◆ WHAT YOU WILL DO:
Gather the lines below that include the string "trophy", copying each in full.

━━ MATERIAL FOR THE TASK

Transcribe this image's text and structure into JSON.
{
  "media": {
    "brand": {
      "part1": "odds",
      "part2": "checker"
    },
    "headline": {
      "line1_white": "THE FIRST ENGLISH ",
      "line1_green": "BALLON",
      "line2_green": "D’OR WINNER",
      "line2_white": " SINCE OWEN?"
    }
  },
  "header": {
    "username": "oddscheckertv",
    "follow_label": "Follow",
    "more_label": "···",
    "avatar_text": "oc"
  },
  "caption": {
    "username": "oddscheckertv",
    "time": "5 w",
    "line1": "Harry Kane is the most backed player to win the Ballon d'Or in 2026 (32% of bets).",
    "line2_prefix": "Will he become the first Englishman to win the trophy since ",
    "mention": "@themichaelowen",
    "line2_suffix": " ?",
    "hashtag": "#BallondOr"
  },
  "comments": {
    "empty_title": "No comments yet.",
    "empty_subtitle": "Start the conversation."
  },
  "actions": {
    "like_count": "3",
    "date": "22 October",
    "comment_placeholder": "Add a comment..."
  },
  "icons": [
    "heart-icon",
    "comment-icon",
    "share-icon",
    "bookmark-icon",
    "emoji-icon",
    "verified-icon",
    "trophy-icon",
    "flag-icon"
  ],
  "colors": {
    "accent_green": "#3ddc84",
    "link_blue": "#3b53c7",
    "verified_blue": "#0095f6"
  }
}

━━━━

◆ RESPONSE:
    "line2_prefix": "Will he become the first Englishman to win the trophy since ",
    "trophy-icon",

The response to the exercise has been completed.